Supplied data Block Start
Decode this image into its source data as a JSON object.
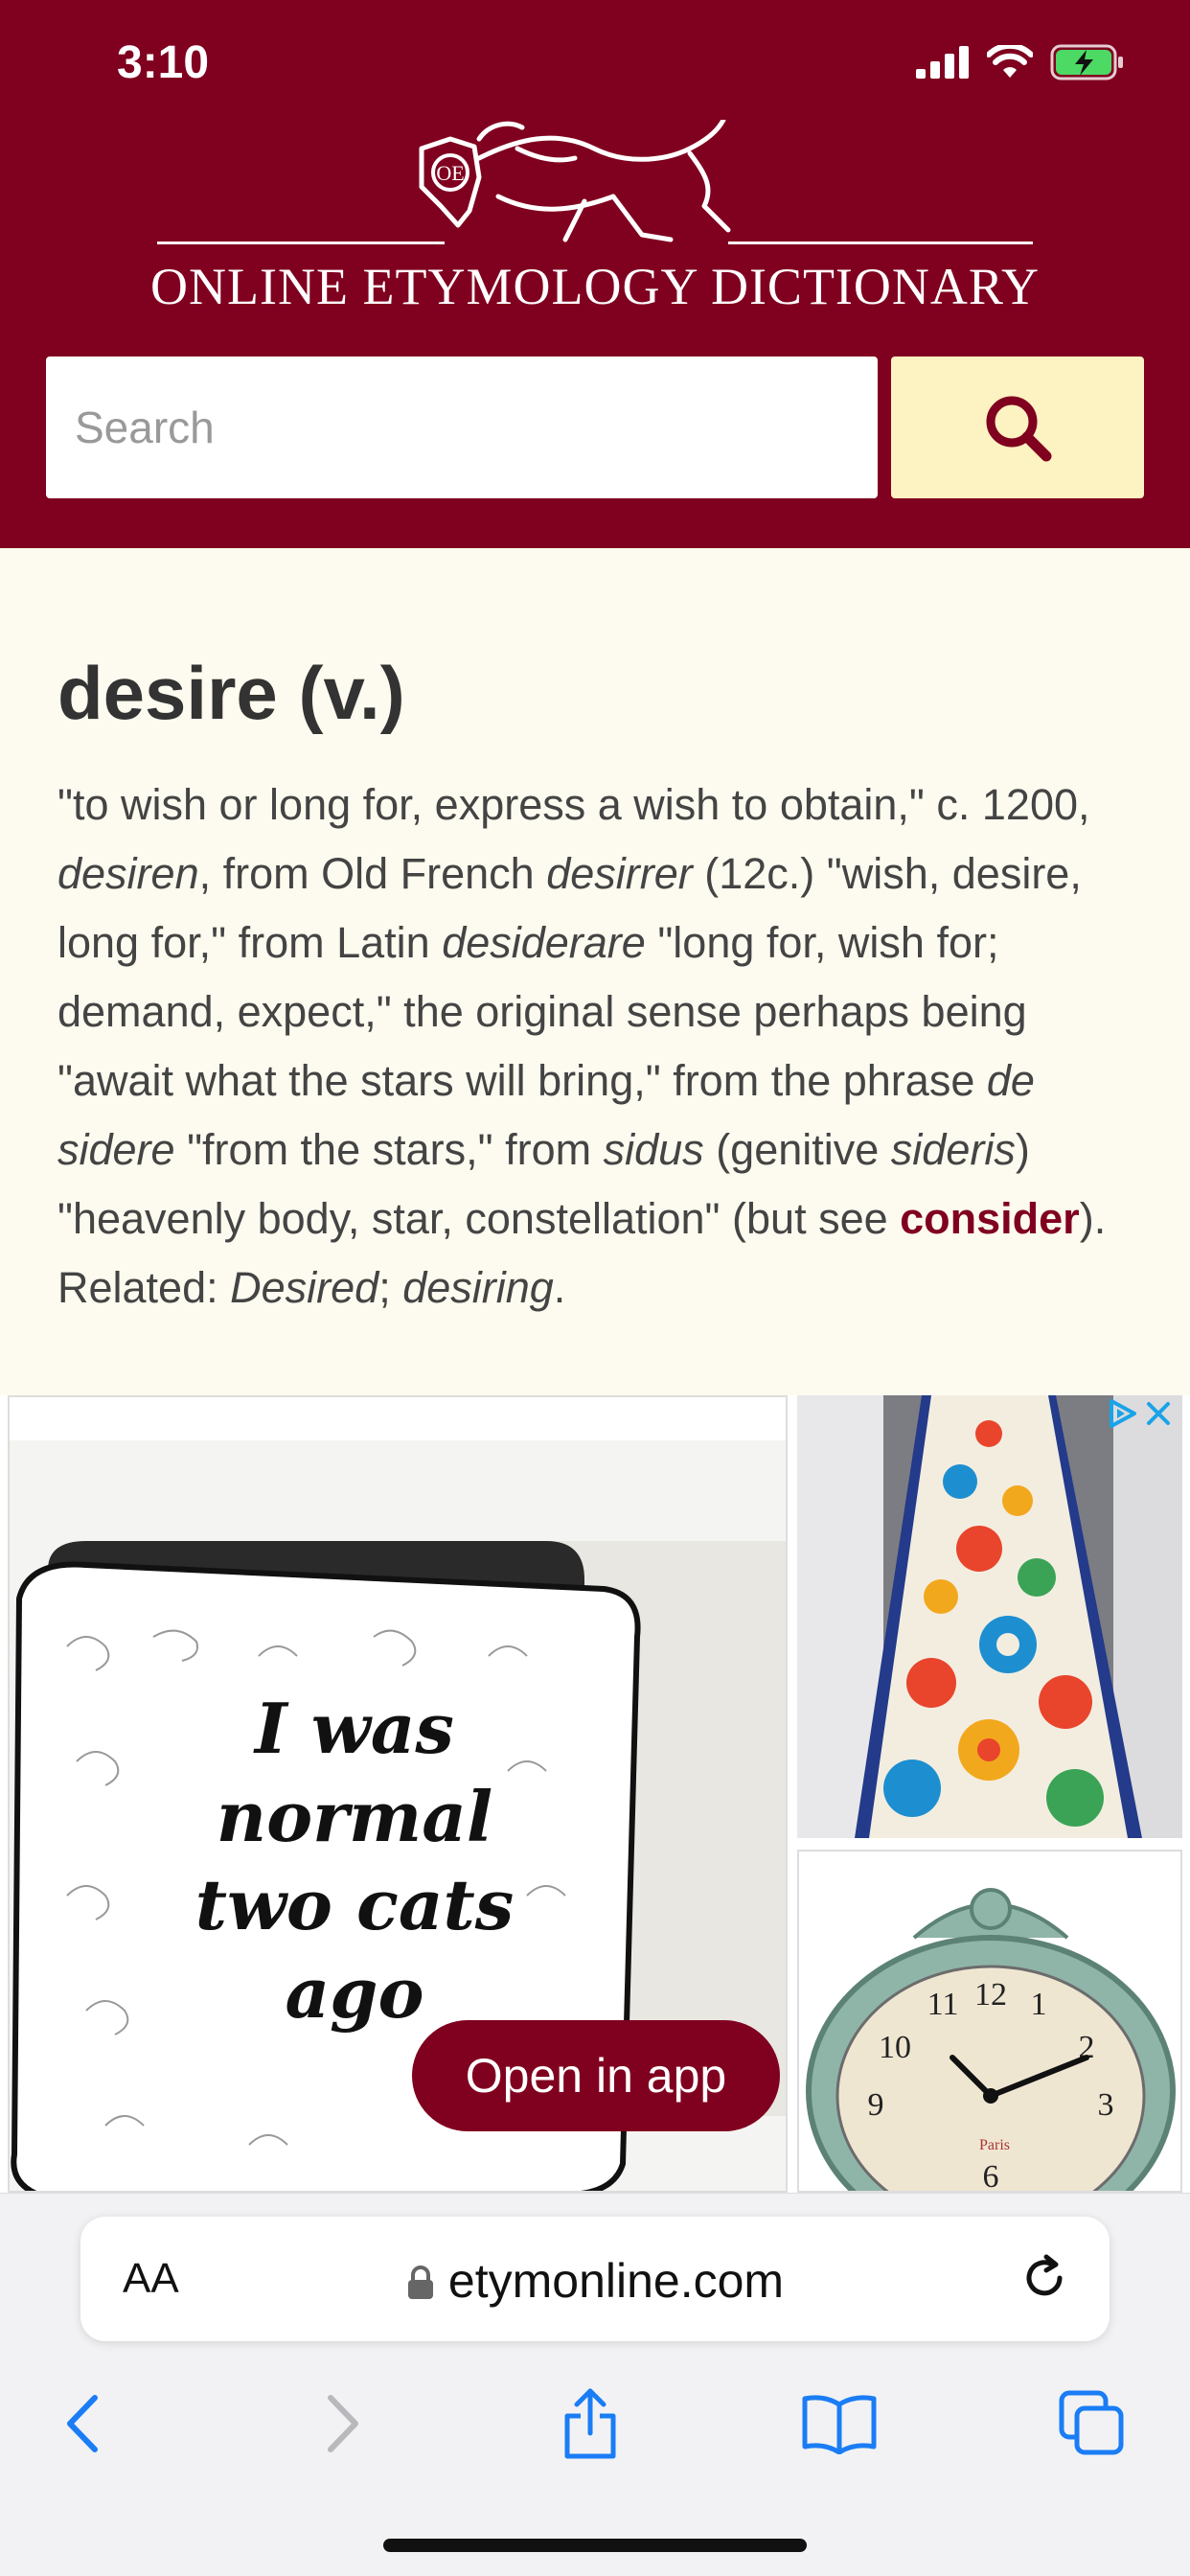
{
  "status": {
    "time": "3:10"
  },
  "site": {
    "title": "ONLINE ETYMOLOGY DICTIONARY",
    "logo_monogram": "OE"
  },
  "search": {
    "placeholder": "Search"
  },
  "entry": {
    "title": "desire (v.)",
    "t1": "\"to wish or long for, express a wish to obtain,\" c. 1200, ",
    "i1": "desiren",
    "t2": ", from Old French ",
    "i2": "desirrer",
    "t3": " (12c.) \"wish, desire, long for,\" from Latin ",
    "i3": "desiderare",
    "t4": " \"long for, wish for; demand, expect,\" the original sense perhaps being \"await what the stars will bring,\" from the phrase ",
    "i4": "de sidere",
    "t5": " \"from the stars,\" from ",
    "i5": "sidus",
    "t6": " (genitive ",
    "i6": "sideris",
    "t7": ") \"heavenly body, star, constellation\" (but see ",
    "link": "consider",
    "t8": "). Related: ",
    "i7": "Desired",
    "t9": "; ",
    "i8": "desiring",
    "t10": "."
  },
  "ad": {
    "pillow_text": [
      "I was",
      "normal",
      "two cats",
      "ago"
    ],
    "open_app_label": "Open in app",
    "clock_paris": "Paris"
  },
  "browser": {
    "aa_label": "AA",
    "url": "etymonline.com"
  },
  "colors": {
    "brand": "#80001f",
    "search_button": "#fdf2c2",
    "page_bg": "#fdfbef"
  }
}
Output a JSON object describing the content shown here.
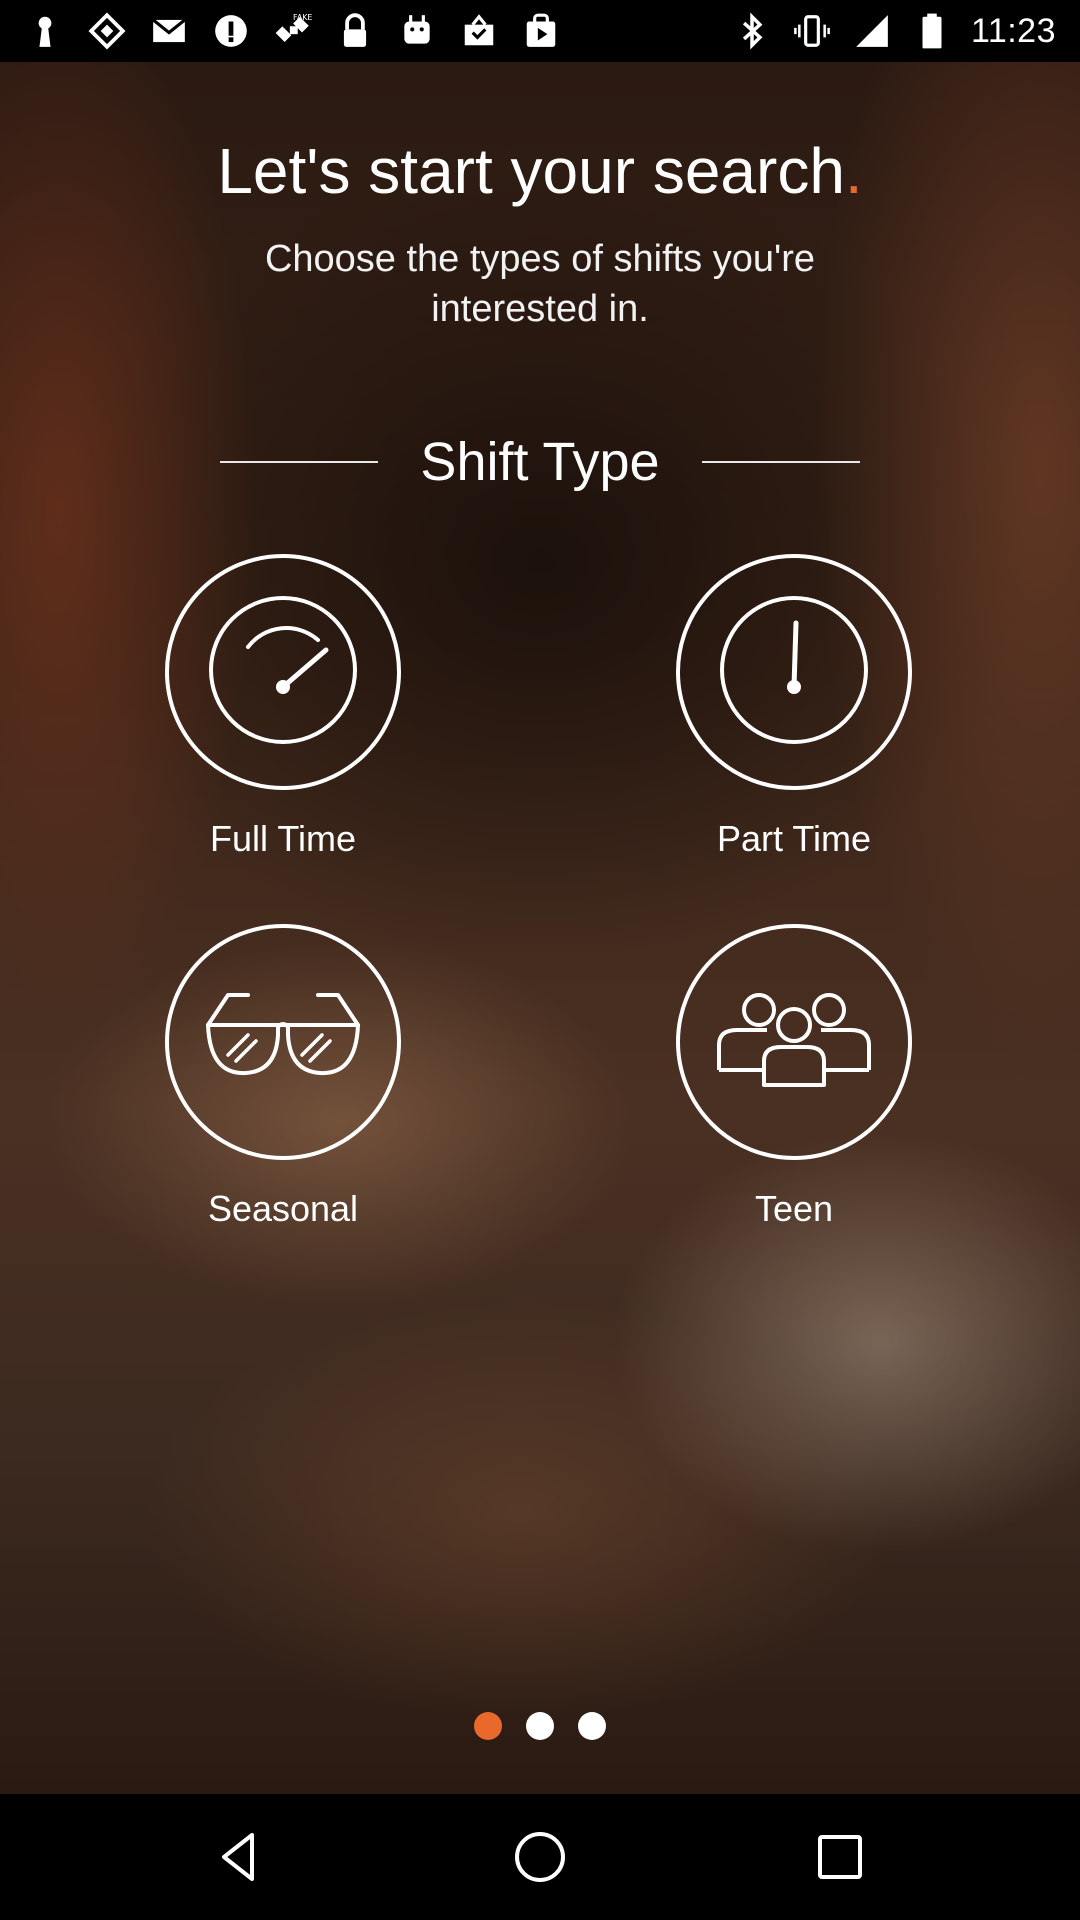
{
  "status_bar": {
    "time": "11:23",
    "left_icons": [
      "keyhole-icon",
      "diamond-icon",
      "gmail-icon",
      "info-icon",
      "satellite-fake-icon",
      "lock-icon",
      "android-icon",
      "inbox-icon",
      "play-store-icon"
    ],
    "right_icons": [
      "bluetooth-icon",
      "vibrate-icon",
      "signal-icon",
      "battery-icon"
    ],
    "fake_gps_text": "FAKE"
  },
  "page": {
    "title_main": "Let's start your search",
    "title_dot": ".",
    "subtitle": "Choose the types of shifts you're interested in.",
    "section_label": "Shift Type",
    "accent_color": "#e8692b"
  },
  "options": [
    {
      "id": "full_time",
      "label": "Full Time",
      "icon": "gauge-icon"
    },
    {
      "id": "part_time",
      "label": "Part Time",
      "icon": "clock-icon"
    },
    {
      "id": "seasonal",
      "label": "Seasonal",
      "icon": "sunglasses-icon"
    },
    {
      "id": "teen",
      "label": "Teen",
      "icon": "group-icon"
    }
  ],
  "pager": {
    "pages": 3,
    "current": 1
  },
  "nav_bar": {
    "buttons": [
      "back-icon",
      "home-icon",
      "recents-icon"
    ]
  }
}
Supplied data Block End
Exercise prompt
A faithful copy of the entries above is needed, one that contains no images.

Worked solution
Decode this image into its source data as a JSON object.
{
  "status": {
    "time": "3:10"
  },
  "site": {
    "title": "ONLINE ETYMOLOGY DICTIONARY",
    "logo_monogram": "OE"
  },
  "search": {
    "placeholder": "Search"
  },
  "entry": {
    "title": "desire (v.)",
    "t1": "\"to wish or long for, express a wish to obtain,\" c. 1200, ",
    "i1": "desiren",
    "t2": ", from Old French ",
    "i2": "desirrer",
    "t3": " (12c.) \"wish, desire, long for,\" from Latin ",
    "i3": "desiderare",
    "t4": " \"long for, wish for; demand, expect,\" the original sense perhaps being \"await what the stars will bring,\" from the phrase ",
    "i4": "de sidere",
    "t5": " \"from the stars,\" from ",
    "i5": "sidus",
    "t6": " (genitive ",
    "i6": "sideris",
    "t7": ") \"heavenly body, star, constellation\" (but see ",
    "link": "consider",
    "t8": "). Related: ",
    "i7": "Desired",
    "t9": "; ",
    "i8": "desiring",
    "t10": "."
  },
  "ad": {
    "pillow_text": [
      "I was",
      "normal",
      "two cats",
      "ago"
    ],
    "open_app_label": "Open in app",
    "clock_paris": "Paris"
  },
  "browser": {
    "aa_label": "AA",
    "url": "etymonline.com"
  },
  "colors": {
    "brand": "#80001f",
    "search_button": "#fdf2c2",
    "page_bg": "#fdfbef"
  }
}
Output a JSON object describing the content shown here.
{
  "status_bar": {
    "time": "11:23",
    "left_icons": [
      "keyhole-icon",
      "diamond-icon",
      "gmail-icon",
      "info-icon",
      "satellite-fake-icon",
      "lock-icon",
      "android-icon",
      "inbox-icon",
      "play-store-icon"
    ],
    "right_icons": [
      "bluetooth-icon",
      "vibrate-icon",
      "signal-icon",
      "battery-icon"
    ],
    "fake_gps_text": "FAKE"
  },
  "page": {
    "title_main": "Let's start your search",
    "title_dot": ".",
    "subtitle": "Choose the types of shifts you're interested in.",
    "section_label": "Shift Type",
    "accent_color": "#e8692b"
  },
  "options": [
    {
      "id": "full_time",
      "label": "Full Time",
      "icon": "gauge-icon"
    },
    {
      "id": "part_time",
      "label": "Part Time",
      "icon": "clock-icon"
    },
    {
      "id": "seasonal",
      "label": "Seasonal",
      "icon": "sunglasses-icon"
    },
    {
      "id": "teen",
      "label": "Teen",
      "icon": "group-icon"
    }
  ],
  "pager": {
    "pages": 3,
    "current": 1
  },
  "nav_bar": {
    "buttons": [
      "back-icon",
      "home-icon",
      "recents-icon"
    ]
  }
}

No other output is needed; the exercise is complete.